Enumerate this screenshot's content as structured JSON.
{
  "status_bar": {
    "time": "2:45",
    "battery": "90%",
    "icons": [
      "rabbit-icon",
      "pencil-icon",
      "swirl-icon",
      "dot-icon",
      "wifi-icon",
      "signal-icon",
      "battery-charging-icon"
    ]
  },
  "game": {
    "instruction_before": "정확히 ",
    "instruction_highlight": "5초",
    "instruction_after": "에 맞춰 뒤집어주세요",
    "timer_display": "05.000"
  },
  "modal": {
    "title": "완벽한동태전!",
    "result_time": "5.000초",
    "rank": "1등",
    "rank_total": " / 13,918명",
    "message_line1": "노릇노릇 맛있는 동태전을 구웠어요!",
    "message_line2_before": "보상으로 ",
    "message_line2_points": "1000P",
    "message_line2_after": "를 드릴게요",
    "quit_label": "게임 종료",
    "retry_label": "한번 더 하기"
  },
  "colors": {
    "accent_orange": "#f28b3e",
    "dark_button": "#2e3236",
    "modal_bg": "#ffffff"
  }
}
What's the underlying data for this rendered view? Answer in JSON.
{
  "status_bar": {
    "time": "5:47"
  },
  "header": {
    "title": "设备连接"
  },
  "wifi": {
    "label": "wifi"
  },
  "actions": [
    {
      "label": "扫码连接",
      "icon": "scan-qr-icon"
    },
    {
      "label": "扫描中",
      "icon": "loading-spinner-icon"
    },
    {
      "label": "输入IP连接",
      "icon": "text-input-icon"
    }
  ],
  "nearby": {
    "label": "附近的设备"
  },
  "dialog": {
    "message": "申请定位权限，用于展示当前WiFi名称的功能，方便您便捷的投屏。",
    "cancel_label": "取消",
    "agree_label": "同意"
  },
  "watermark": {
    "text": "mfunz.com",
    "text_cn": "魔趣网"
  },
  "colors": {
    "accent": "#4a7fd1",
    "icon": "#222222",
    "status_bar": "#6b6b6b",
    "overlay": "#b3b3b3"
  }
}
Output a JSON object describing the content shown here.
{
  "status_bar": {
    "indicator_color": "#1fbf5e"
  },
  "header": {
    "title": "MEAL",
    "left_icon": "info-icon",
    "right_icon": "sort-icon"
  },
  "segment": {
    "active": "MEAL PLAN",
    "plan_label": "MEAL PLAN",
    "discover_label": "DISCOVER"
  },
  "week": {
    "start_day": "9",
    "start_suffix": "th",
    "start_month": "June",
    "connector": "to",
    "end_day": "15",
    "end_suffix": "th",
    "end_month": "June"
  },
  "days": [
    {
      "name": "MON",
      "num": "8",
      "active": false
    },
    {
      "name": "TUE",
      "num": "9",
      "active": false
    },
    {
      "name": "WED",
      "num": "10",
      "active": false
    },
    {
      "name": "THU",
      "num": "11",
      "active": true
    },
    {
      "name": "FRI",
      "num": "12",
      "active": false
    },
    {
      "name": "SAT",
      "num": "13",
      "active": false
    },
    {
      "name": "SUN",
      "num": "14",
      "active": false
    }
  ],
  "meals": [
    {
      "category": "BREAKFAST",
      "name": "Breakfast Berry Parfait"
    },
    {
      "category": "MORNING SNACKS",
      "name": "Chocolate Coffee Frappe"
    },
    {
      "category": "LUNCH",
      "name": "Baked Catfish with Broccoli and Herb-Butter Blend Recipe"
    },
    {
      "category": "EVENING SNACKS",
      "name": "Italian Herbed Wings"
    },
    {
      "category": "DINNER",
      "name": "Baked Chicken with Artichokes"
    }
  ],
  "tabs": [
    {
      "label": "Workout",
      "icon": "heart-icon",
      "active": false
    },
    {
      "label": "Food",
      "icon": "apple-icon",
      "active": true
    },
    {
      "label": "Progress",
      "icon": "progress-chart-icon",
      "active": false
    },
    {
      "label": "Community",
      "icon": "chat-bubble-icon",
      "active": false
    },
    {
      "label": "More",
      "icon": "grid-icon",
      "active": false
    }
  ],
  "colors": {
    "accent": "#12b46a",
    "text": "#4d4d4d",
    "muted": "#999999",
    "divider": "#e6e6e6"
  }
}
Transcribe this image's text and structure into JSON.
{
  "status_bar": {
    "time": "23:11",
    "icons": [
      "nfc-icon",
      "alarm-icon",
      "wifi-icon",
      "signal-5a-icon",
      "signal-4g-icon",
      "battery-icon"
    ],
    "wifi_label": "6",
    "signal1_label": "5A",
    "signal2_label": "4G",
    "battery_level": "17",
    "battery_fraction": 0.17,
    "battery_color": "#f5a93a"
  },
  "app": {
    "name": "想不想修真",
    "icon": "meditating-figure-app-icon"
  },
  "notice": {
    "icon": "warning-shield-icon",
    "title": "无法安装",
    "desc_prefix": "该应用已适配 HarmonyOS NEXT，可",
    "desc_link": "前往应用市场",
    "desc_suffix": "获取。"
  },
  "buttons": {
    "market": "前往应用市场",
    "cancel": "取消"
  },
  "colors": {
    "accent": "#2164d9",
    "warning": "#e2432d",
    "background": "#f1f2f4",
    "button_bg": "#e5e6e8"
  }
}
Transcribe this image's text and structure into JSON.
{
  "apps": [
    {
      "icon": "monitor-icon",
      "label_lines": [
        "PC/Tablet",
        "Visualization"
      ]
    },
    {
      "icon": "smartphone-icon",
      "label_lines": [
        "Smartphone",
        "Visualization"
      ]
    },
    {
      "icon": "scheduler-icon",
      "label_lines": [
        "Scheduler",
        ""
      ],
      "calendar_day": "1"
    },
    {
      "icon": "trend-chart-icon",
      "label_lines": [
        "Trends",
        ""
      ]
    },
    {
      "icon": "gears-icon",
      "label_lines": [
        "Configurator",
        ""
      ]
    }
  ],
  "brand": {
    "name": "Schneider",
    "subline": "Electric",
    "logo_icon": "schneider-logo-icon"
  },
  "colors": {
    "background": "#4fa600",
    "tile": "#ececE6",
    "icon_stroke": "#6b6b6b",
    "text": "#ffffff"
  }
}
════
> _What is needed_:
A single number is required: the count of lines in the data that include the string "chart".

> _Answer section_:
2